Bill raising fines for ignoring emergency vehicles moves on

Katie KazimirGovernment, Headlines


A bill now on the House ready list would dramatically increase fines for people who fail to yield right of way to an emergency vehicle.
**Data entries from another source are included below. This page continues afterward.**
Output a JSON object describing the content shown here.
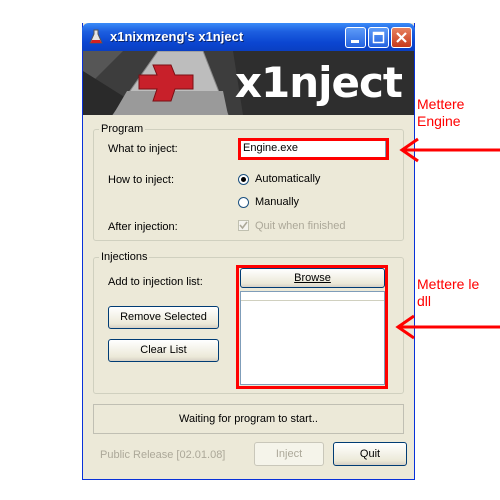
{
  "window": {
    "title": "x1nixmzeng's x1nject",
    "banner_title": "x1nject"
  },
  "program_group": {
    "legend": "Program",
    "what_label": "What to inject:",
    "what_value": "Engine.exe",
    "how_label": "How to inject:",
    "auto_label": "Automatically",
    "manual_label": "Manually",
    "how_selected": "Automatically",
    "after_label": "After injection:",
    "quit_when_finished_label": "Quit when finished",
    "quit_when_finished_checked": true
  },
  "injections_group": {
    "legend": "Injections",
    "add_label": "Add to injection list:",
    "browse_label": "Browse",
    "remove_label": "Remove Selected",
    "clear_label": "Clear List"
  },
  "status_text": "Waiting for program to start..",
  "footer": {
    "release_label": "Public Release [02.01.08]",
    "inject_label": "Inject",
    "quit_label": "Quit"
  },
  "annotations": {
    "engine_note_line1": "Mettere",
    "engine_note_line2": "Engine",
    "dll_note_line1": "Mettere le",
    "dll_note_line2": "dll"
  },
  "colors": {
    "annotation": "#ff0000",
    "titlebar": "#0b46d1",
    "window_bg": "#ece9d8"
  }
}
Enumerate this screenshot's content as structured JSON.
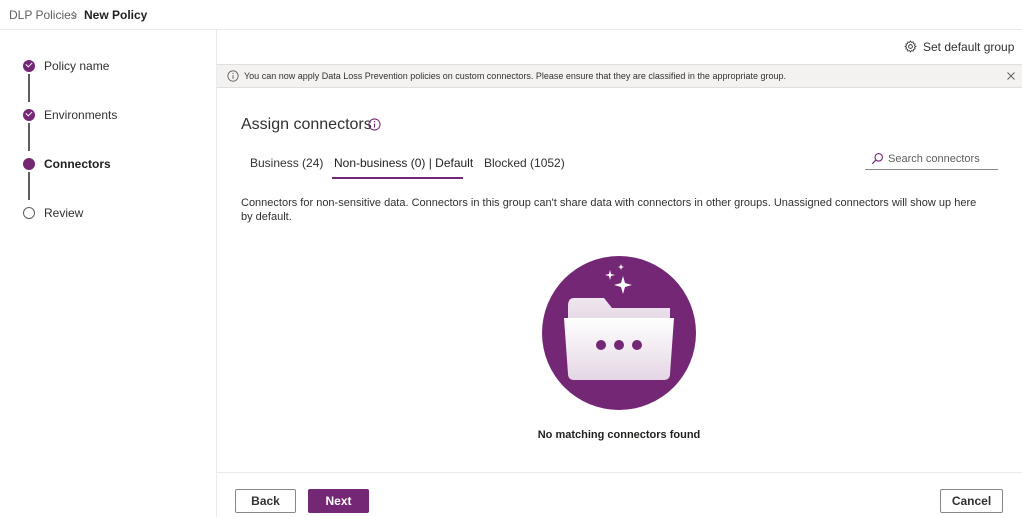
{
  "breadcrumb": {
    "parent": "DLP Policies",
    "current": "New Policy"
  },
  "steps": [
    {
      "label": "Policy name",
      "state": "done"
    },
    {
      "label": "Environments",
      "state": "done"
    },
    {
      "label": "Connectors",
      "state": "current"
    },
    {
      "label": "Review",
      "state": "todo"
    }
  ],
  "toolbar": {
    "set_default_label": "Set default group"
  },
  "infobar": {
    "text": "You can now apply Data Loss Prevention policies on custom connectors. Please ensure that they are classified in the appropriate group."
  },
  "main": {
    "title": "Assign connectors",
    "tabs": [
      {
        "label": "Business (24)",
        "selected": false
      },
      {
        "label": "Non-business (0) | Default",
        "selected": true
      },
      {
        "label": "Blocked (1052)",
        "selected": false
      }
    ],
    "search": {
      "placeholder": "Search connectors",
      "value": ""
    },
    "description": "Connectors for non-sensitive data. Connectors in this group can't share data with connectors in other groups. Unassigned connectors will show up here by default.",
    "empty_message": "No matching connectors found"
  },
  "footer": {
    "back_label": "Back",
    "next_label": "Next",
    "cancel_label": "Cancel"
  },
  "colors": {
    "accent": "#742774",
    "border": "#8a8886",
    "infobar_bg": "#f3f2f1"
  },
  "icons": {
    "settings": "gear-icon",
    "info": "info-icon",
    "close": "close-icon",
    "search": "search-icon",
    "illustration": "folder-illustration"
  }
}
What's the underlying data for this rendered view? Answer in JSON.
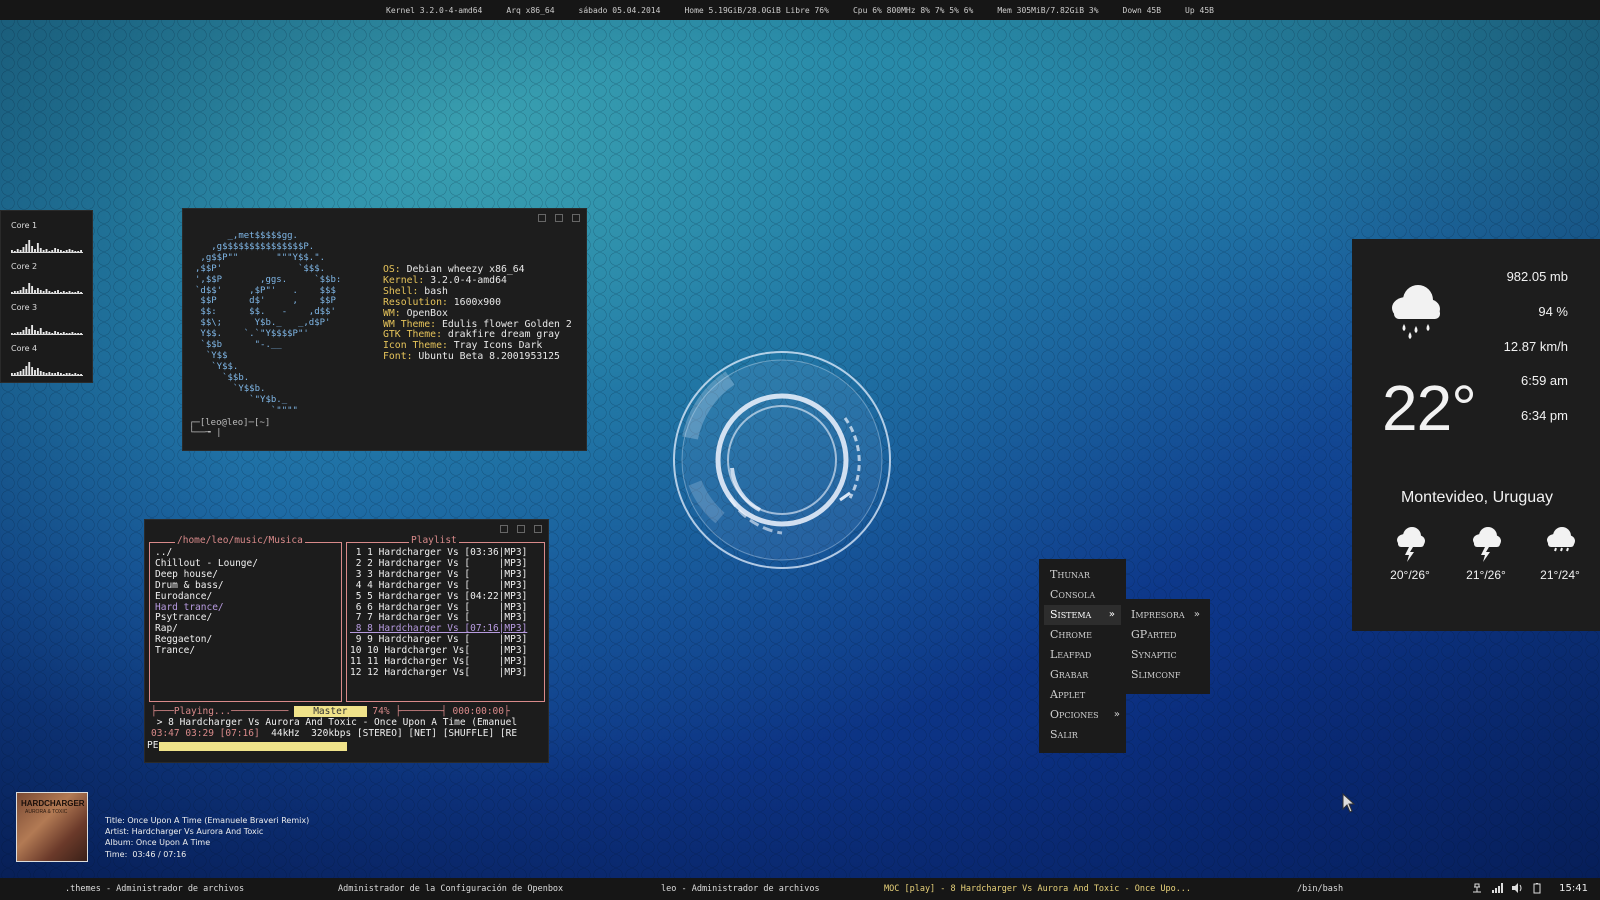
{
  "topbar": {
    "kernel": "Kernel 3.2.0-4-amd64",
    "arch": "Arq x86_64",
    "date": "sábado 05.04.2014",
    "home": "Home 5.19GiB/28.0GiB Libre 76%",
    "cpu": "Cpu 6% 800MHz 8% 7% 5% 6%",
    "mem": "Mem 305MiB/7.82GiB 3%",
    "down": "Down 45B",
    "up": "Up 45B"
  },
  "cores": {
    "labels": [
      "Core 1",
      "Core 2",
      "Core 3",
      "Core 4"
    ],
    "activity": [
      [
        2,
        1,
        3,
        2,
        5,
        8,
        12,
        6,
        3,
        9,
        4,
        2,
        3,
        1,
        2,
        4,
        3,
        2,
        1,
        2,
        3,
        2,
        1,
        1,
        2
      ],
      [
        1,
        2,
        2,
        3,
        6,
        4,
        10,
        7,
        3,
        5,
        3,
        2,
        4,
        2,
        1,
        2,
        3,
        1,
        2,
        1,
        2,
        1,
        1,
        2,
        1
      ],
      [
        1,
        1,
        2,
        2,
        4,
        7,
        5,
        9,
        4,
        3,
        6,
        2,
        3,
        2,
        1,
        3,
        2,
        1,
        2,
        1,
        1,
        2,
        1,
        1,
        1
      ],
      [
        2,
        2,
        3,
        4,
        6,
        9,
        13,
        8,
        5,
        7,
        4,
        3,
        2,
        3,
        2,
        2,
        3,
        2,
        1,
        2,
        2,
        1,
        2,
        1,
        1
      ]
    ]
  },
  "terminal": {
    "ascii_logo": "      _,met$$$$$gg.\n   ,g$$$$$$$$$$$$$$$P.\n ,g$$P\"\"       \"\"\"Y$$.\".\n,$$P'              `$$$.\n',$$P       ,ggs.     `$$b:\n`d$$'     ,$P\"'   .    $$$\n $$P      d$'     ,    $$P\n $$:      $$.   -    ,d$$'\n $$\\;      Y$b._   _,d$P'\n Y$$.    `.`\"Y$$$$P\"'\n `$$b      \"-.__\n  `Y$$\n   `Y$$.\n     `$$b.\n       `Y$$b.\n          `\"Y$b._\n              `\"\"\"\"",
    "info": [
      {
        "key": "OS:",
        "value": "Debian wheezy x86_64"
      },
      {
        "key": "Kernel:",
        "value": "3.2.0-4-amd64"
      },
      {
        "key": "Shell:",
        "value": "bash"
      },
      {
        "key": "Resolution:",
        "value": "1600x900"
      },
      {
        "key": "WM:",
        "value": "OpenBox"
      },
      {
        "key": "WM Theme:",
        "value": "Edulis flower Golden 2"
      },
      {
        "key": "GTK Theme:",
        "value": "drakfire dream gray"
      },
      {
        "key": "Icon Theme:",
        "value": "Tray Icons Dark"
      },
      {
        "key": "Font:",
        "value": "Ubuntu Beta 8.2001953125"
      }
    ],
    "prompt_line1": "┌─[leo@leo]─[~]",
    "prompt_line2": "└──╼ |"
  },
  "moc": {
    "dir_title": "/home/leo/music/Musica",
    "dirs": [
      "../",
      "Chillout - Lounge/",
      "Deep house/",
      "Drum & bass/",
      "Eurodance/",
      "Hard trance/",
      "Psytrance/",
      "Rap/",
      "Reggaeton/",
      "Trance/"
    ],
    "selected_dir": "Hard trance/",
    "playlist_title": "Playlist",
    "playlist": [
      " 1 1 Hardcharger Vs [03:36|MP3]",
      " 2 2 Hardcharger Vs [     |MP3]",
      " 3 3 Hardcharger Vs [     |MP3]",
      " 4 4 Hardcharger Vs [     |MP3]",
      " 5 5 Hardcharger Vs [04:22|MP3]",
      " 6 6 Hardcharger Vs [     |MP3]",
      " 7 7 Hardcharger Vs [     |MP3]",
      " 8 8 Hardcharger Vs [07:16|MP3]",
      " 9 9 Hardcharger Vs [     |MP3]",
      "10 10 Hardcharger Vs[     |MP3]",
      "11 11 Hardcharger Vs[     |MP3]",
      "12 12 Hardcharger Vs[     |MP3]"
    ],
    "current_index": 7,
    "playing_label": "Playing...",
    "master_label": "Master",
    "volume": "74%",
    "elapsed_box": "000:00:00",
    "now_playing": " > 8 Hardcharger Vs Aurora And Toxic - Once Upon A Time (Emanuel",
    "times": "03:47 03:29 [07:16]",
    "format_info": "44kHz  320kbps [STEREO] [NET] [SHUFFLE] [RE",
    "progress_fraction": 0.49,
    "pe_label": "PE"
  },
  "weather": {
    "pressure": "982.05 mb",
    "humidity": "94 %",
    "wind": "12.87 km/h",
    "sunrise": "6:59 am",
    "sunset": "6:34 pm",
    "temperature": "22°",
    "location": "Montevideo, Uruguay",
    "forecast": [
      {
        "range": "20°/26°",
        "icon": "thunderstorm-icon"
      },
      {
        "range": "21°/26°",
        "icon": "thunderstorm-icon"
      },
      {
        "range": "21°/24°",
        "icon": "thunderstorm-icon"
      }
    ],
    "current_icon": "rain-cloud-icon"
  },
  "menu": {
    "items": [
      "Thunar",
      "Consola",
      "Sistema",
      "Chrome",
      "Leafpad",
      "Grabar",
      "Applet",
      "Opciones",
      "Salir"
    ],
    "submenu": [
      "Impresora",
      "GParted",
      "Synaptic",
      "Slimconf"
    ]
  },
  "track_info": {
    "title": "Title: Once Upon A Time (Emanuele Braveri Remix)",
    "artist": "Artist: Hardcharger Vs Aurora And Toxic",
    "album": "Album: Once Upon A Time",
    "time": "Time:  03:46 / 07:16",
    "cover_text": "HARDCHARGER",
    "cover_sub": "AURORA & TOXIC"
  },
  "taskbar": {
    "tasks": [
      ".themes - Administrador de archivos",
      "Administrador de la Configuración de Openbox",
      "leo - Administrador de archivos",
      "MOC [play] - 8 Hardcharger Vs Aurora And Toxic - Once Upo...",
      "/bin/bash"
    ],
    "active_task_index": 3,
    "clock": "15:41",
    "tray_icons": [
      "network-icon",
      "signal-icon",
      "volume-icon",
      "battery-icon"
    ]
  },
  "colors": {
    "accent_yellow": "#f0e38a",
    "moc_border": "#d98a8a",
    "info_key": "#e5c35a",
    "ascii": "#7fb6e6",
    "selected_purple": "#b79be0"
  }
}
Photo by Mathias Reding/Pexels

Drivers who don’t move over for emergency vehicles would face stricter penalties under House Bill 329.

The bill passed through the House Public Safety and Homeland Security Committee Tuesday and now moves to the House ready list for a floor vote. 

HB 329 addresses the growing concern over the safety of emergency responders by increasing the penalties for drivers that don’t yield the right of way to an emergency vehicle making use of audible or visual signals, or a police vehicle using an audible signal only.

“There have been numerous accidents causing personal injury and even death by inattentive drivers,” said bill sponsor Rep. Jeff Hilovsky, R-Oak Orchard.

“Hopefully, this will help improve awareness and safety and avoid putting our police, fire, ambulance, paramedics, fire police, DelDOT employees, tow truck operators, utility crews and the distressed citizens broken down on our highways in jeopardy.”

Emergency change fines

The fine for a first offense would more than triple the current one, from $150 to $500; a second violation would jump from $300 to $1,000; and third offenses bring a $2,000 fine and a 90-day driver license suspension.

“This change in fines and loss of driving privileges increases the penalty to make this a serious offense,” said Hilovsky.

HB 329 also clarifies that a driver who is unable to safely yield the right of way must slow to at least 20 miles per hour less than the posted speed limit.

“But how do we ensure that this information gets to individuals, especially considering the consequences?” questioned Rep. Kendra Johnson, D-Brandywine Hundred. “I don’t want to hold you accountable for anything, if I have not properly educated you about what the rule is. So for a seasoned driver like myself, how would I learn?”

James Woznicki, Kent County executive director of the Delaware Volunteer Firemen Association, told Johnson there already are education initiatives about the move-over law in place.

”There are commercials on television, there’s some vehicles you’ll see on our roadways in the state of Delaware that advertise the move over law right on their vehicles as decals and placards, the fire police have pamphlets that they put out up and down the state and all the rest areas, the Safety Institute does nationwide education and training online, videos online, radio ads, so there’s an educational piece out there, of course,” Woznicki said.

Hilovsky said too many motorists flout the law, drive inattentively and put others at unacceptable risk.

“This bill makes an appropriate, dramatic statement that I think will get their attention,” he said.

RELATED STORY: Delaware won’t have a presidential primary this year

Mary Anne Edwards with the DE Campaign to End Debtors Prison said the bill does nothing to increase enforcement. 

“This just simply won’t work,” she said. “National studies in the United States Department of Justice report: ‘The certainty of being caught is a vastly more powerful deterrent than the punishment.’”

She pointed out that first offenders could potentially pay about $800 once fees are attached.

“It’ll have a devastating financial impact for many, even most, people,” she said. “The U.S. Federal Reserve reports that 40% of Americans can’t afford an unexpected $400 expense.”

Lynne Kielhorn, also with Debtors Prison campaign, reiterated that increasing fines is not appropriate.

“Doing more public service announcements and other ways of informing the public and reminding them that they need to slow down and be safe would be more effective,” Kielhorn said.

The bill passed on a vote of 8 on its merits, meaning the committee members stopped short of endorsing it, but thought it had enough merit to go before the full House.



Share this Post